→ Task to carry out
The response should hold each line from the entries below where "date" is found.
** Opening Input material block **
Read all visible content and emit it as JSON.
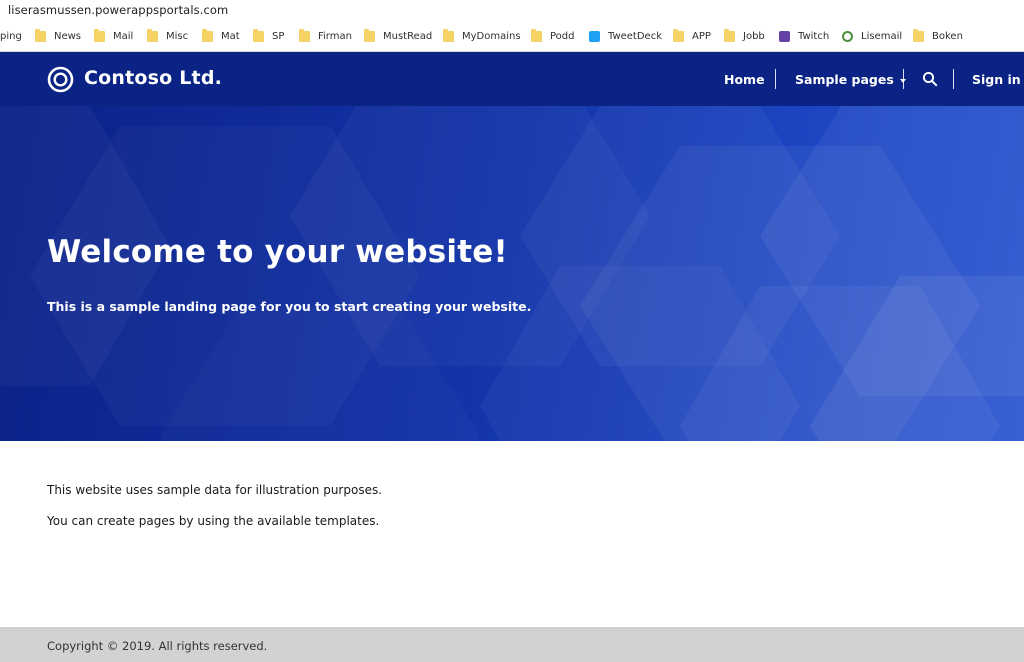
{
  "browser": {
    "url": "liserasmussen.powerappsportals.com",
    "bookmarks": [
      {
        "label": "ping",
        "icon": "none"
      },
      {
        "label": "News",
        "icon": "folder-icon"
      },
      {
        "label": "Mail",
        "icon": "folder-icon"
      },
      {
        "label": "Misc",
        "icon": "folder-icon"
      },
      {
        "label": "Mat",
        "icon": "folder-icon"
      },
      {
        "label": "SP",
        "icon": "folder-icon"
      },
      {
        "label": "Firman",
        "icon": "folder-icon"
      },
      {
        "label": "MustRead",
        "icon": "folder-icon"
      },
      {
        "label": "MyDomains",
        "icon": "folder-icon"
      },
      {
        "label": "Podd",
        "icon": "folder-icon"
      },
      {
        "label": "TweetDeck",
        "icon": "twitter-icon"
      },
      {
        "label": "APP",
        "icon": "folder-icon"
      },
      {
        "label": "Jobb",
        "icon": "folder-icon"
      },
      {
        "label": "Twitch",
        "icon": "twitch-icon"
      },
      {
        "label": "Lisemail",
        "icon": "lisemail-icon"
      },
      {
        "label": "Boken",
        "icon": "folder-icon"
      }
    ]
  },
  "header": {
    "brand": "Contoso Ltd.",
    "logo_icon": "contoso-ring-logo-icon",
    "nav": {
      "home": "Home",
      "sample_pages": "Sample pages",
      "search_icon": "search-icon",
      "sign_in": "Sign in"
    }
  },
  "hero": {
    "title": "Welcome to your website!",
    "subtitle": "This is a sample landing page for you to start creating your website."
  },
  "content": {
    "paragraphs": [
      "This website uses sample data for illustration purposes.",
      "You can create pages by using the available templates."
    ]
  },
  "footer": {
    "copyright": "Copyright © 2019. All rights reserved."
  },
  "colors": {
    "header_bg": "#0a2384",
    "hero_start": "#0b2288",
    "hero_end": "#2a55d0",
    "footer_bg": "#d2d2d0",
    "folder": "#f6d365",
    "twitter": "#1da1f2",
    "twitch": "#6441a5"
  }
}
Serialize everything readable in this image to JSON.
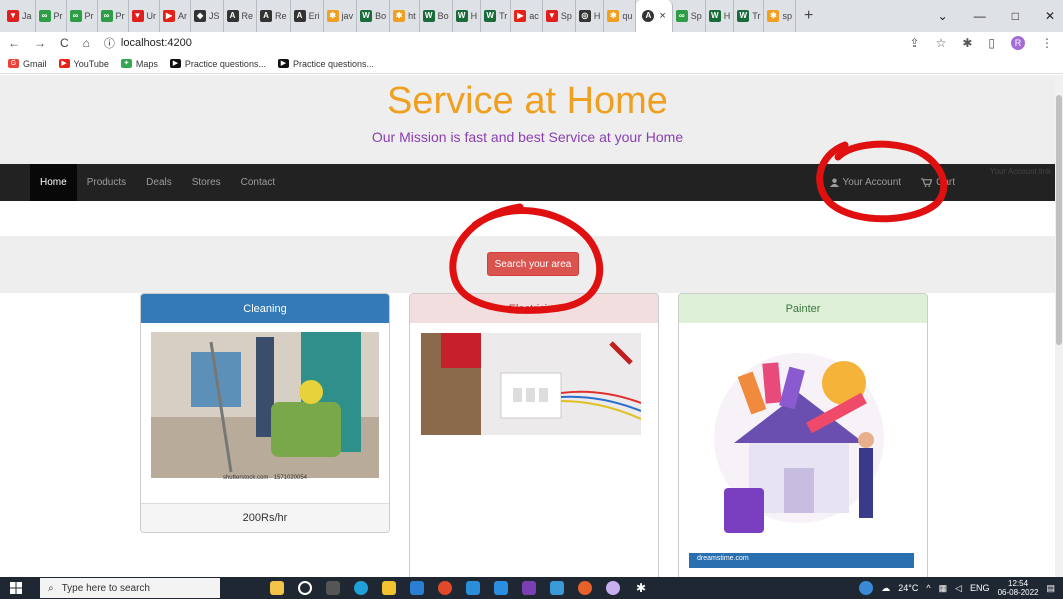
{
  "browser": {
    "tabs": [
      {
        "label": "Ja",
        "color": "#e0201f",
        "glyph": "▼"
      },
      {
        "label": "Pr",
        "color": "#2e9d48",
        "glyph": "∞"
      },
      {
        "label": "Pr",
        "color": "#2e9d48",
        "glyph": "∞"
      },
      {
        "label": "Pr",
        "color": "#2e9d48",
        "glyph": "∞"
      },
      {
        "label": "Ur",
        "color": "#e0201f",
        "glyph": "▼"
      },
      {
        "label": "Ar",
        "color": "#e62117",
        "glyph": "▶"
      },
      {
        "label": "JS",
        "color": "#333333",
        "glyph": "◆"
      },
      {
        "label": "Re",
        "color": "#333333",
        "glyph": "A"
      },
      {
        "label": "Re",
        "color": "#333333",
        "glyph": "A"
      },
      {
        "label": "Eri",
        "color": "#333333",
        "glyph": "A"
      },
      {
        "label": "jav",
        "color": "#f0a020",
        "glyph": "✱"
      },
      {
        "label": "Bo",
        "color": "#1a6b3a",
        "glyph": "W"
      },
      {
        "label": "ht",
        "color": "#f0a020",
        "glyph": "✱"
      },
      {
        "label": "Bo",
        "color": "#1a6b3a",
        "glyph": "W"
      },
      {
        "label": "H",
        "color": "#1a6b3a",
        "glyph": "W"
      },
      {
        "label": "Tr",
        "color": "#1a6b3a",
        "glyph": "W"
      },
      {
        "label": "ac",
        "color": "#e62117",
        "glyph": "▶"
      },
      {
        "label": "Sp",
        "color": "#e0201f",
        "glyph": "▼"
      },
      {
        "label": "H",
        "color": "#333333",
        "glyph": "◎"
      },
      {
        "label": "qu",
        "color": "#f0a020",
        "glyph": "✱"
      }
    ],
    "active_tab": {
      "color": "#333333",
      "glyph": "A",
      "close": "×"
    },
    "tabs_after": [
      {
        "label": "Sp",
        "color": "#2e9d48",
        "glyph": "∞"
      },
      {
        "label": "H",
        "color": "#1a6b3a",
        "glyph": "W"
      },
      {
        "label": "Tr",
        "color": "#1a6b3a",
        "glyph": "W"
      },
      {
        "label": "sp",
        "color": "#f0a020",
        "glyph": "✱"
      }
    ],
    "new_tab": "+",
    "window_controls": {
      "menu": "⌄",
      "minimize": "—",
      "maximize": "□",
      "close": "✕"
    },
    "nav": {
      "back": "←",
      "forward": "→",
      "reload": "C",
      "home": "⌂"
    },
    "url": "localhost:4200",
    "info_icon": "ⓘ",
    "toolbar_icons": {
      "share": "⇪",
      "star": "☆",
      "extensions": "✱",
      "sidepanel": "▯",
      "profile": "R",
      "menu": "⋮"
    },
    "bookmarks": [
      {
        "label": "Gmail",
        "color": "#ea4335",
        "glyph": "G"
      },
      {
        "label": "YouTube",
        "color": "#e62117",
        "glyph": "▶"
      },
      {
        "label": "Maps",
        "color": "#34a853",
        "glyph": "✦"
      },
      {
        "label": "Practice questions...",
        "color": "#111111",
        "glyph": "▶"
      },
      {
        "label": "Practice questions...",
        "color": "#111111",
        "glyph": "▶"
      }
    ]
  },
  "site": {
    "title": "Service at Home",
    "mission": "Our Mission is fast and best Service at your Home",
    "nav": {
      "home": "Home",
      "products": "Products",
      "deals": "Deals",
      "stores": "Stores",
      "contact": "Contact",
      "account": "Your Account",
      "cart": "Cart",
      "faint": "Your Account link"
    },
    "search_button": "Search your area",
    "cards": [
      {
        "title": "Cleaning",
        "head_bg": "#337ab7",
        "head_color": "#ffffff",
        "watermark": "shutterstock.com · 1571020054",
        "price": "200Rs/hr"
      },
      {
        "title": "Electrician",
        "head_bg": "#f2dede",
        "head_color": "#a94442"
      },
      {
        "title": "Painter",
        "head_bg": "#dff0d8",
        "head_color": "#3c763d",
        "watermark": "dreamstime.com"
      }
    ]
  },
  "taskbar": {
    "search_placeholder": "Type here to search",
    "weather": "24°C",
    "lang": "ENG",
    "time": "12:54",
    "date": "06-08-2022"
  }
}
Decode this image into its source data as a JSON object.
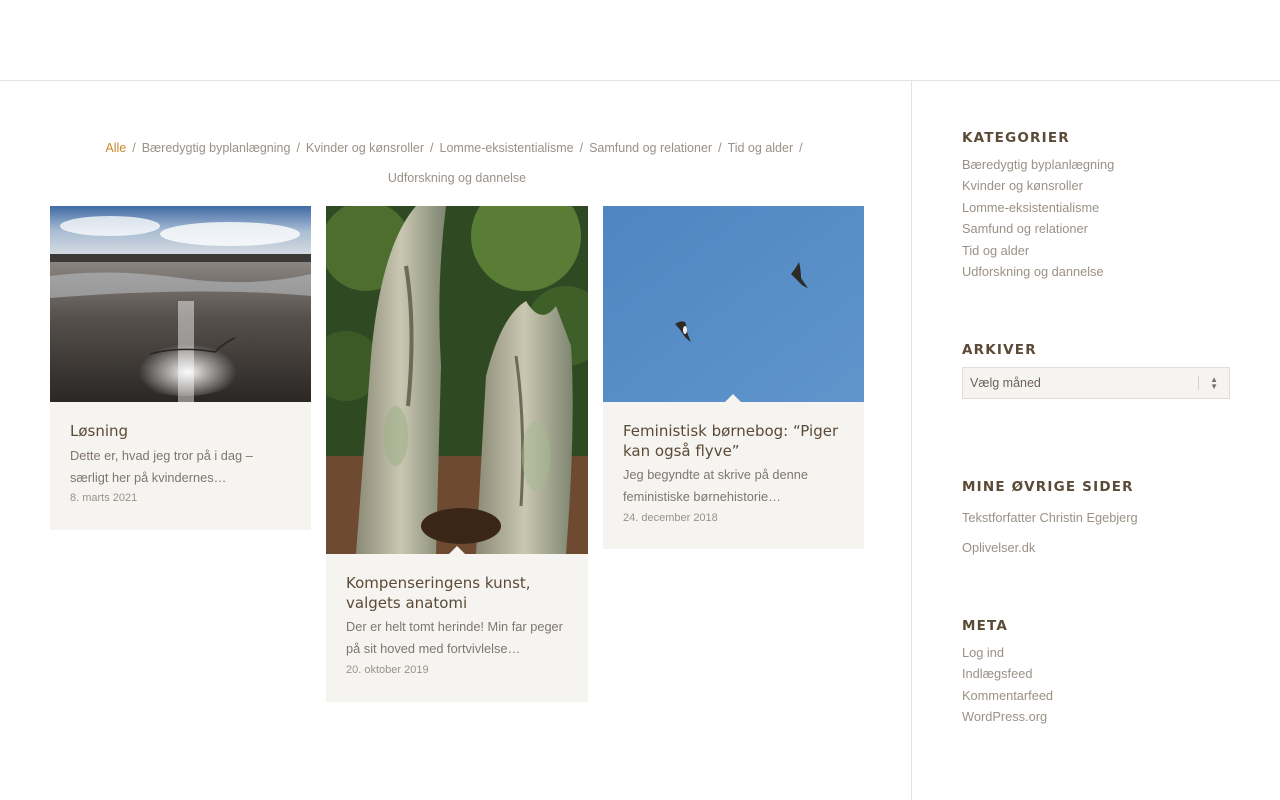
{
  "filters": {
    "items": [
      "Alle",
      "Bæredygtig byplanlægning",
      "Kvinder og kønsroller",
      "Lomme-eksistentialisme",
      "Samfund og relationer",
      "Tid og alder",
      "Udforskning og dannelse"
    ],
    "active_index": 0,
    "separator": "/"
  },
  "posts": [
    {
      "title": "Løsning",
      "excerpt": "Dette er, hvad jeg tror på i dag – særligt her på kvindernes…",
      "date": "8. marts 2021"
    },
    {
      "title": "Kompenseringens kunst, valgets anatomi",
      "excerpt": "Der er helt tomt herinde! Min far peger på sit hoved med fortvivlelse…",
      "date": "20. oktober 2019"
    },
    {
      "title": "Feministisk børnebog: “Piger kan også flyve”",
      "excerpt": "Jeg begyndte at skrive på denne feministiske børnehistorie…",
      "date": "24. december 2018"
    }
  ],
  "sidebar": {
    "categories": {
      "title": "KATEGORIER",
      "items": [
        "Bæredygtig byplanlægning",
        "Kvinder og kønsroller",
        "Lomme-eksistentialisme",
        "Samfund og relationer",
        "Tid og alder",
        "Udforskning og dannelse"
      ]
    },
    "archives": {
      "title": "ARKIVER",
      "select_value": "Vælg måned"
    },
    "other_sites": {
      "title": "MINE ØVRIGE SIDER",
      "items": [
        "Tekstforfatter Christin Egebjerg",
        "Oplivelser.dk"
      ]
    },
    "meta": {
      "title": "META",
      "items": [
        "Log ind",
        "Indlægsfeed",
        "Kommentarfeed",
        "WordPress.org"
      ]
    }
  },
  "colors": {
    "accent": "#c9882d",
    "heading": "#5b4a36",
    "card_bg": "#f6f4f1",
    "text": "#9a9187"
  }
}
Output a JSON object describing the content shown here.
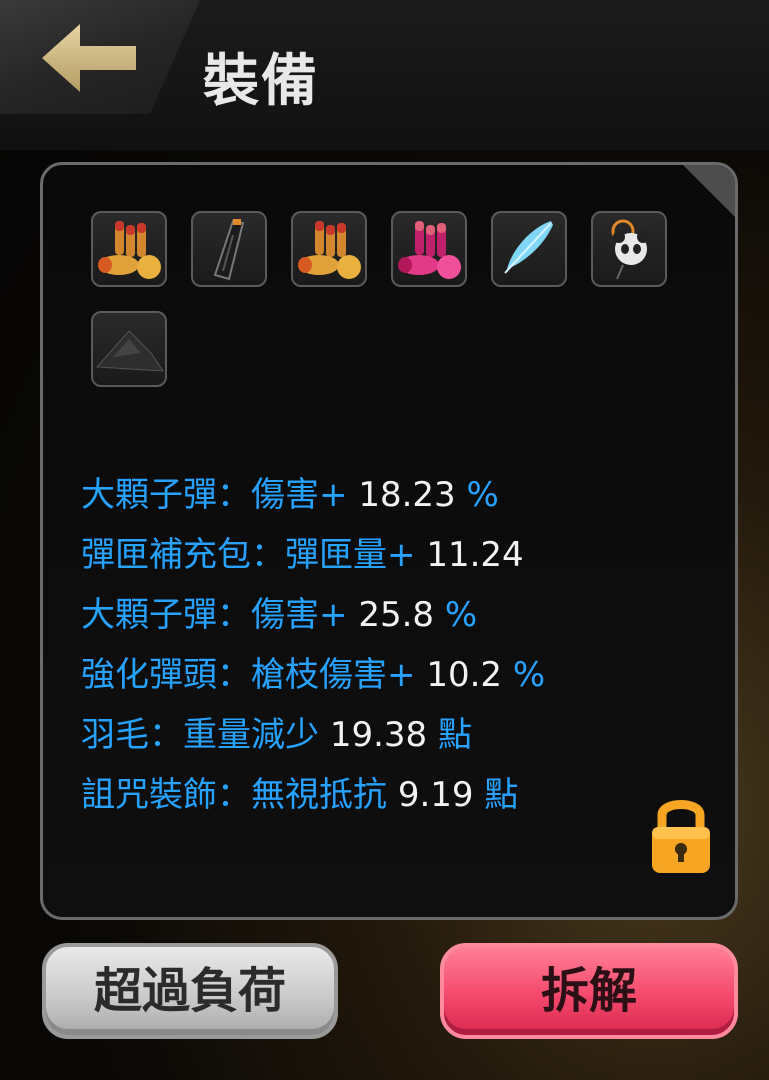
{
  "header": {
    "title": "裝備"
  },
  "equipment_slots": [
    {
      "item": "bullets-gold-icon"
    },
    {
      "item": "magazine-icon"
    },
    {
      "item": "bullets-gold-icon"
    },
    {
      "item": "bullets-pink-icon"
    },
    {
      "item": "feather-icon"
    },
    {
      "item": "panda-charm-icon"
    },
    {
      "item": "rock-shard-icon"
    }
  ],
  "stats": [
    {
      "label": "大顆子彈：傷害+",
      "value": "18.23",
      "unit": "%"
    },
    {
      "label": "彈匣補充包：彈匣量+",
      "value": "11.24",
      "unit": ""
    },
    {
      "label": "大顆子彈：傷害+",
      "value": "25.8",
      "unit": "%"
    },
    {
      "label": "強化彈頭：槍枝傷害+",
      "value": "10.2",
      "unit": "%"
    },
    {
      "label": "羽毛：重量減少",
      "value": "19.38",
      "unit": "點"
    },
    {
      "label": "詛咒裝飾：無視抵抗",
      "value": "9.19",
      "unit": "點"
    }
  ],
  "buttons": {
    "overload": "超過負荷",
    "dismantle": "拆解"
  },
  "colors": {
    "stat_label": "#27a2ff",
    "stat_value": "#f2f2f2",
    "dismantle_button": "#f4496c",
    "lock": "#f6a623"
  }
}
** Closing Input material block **
→ Solution for this task
    "date": "06-08-2022"
      "date": "8. marts 2021"
      "date": "20. oktober 2019"
      "date": "24. december 2018"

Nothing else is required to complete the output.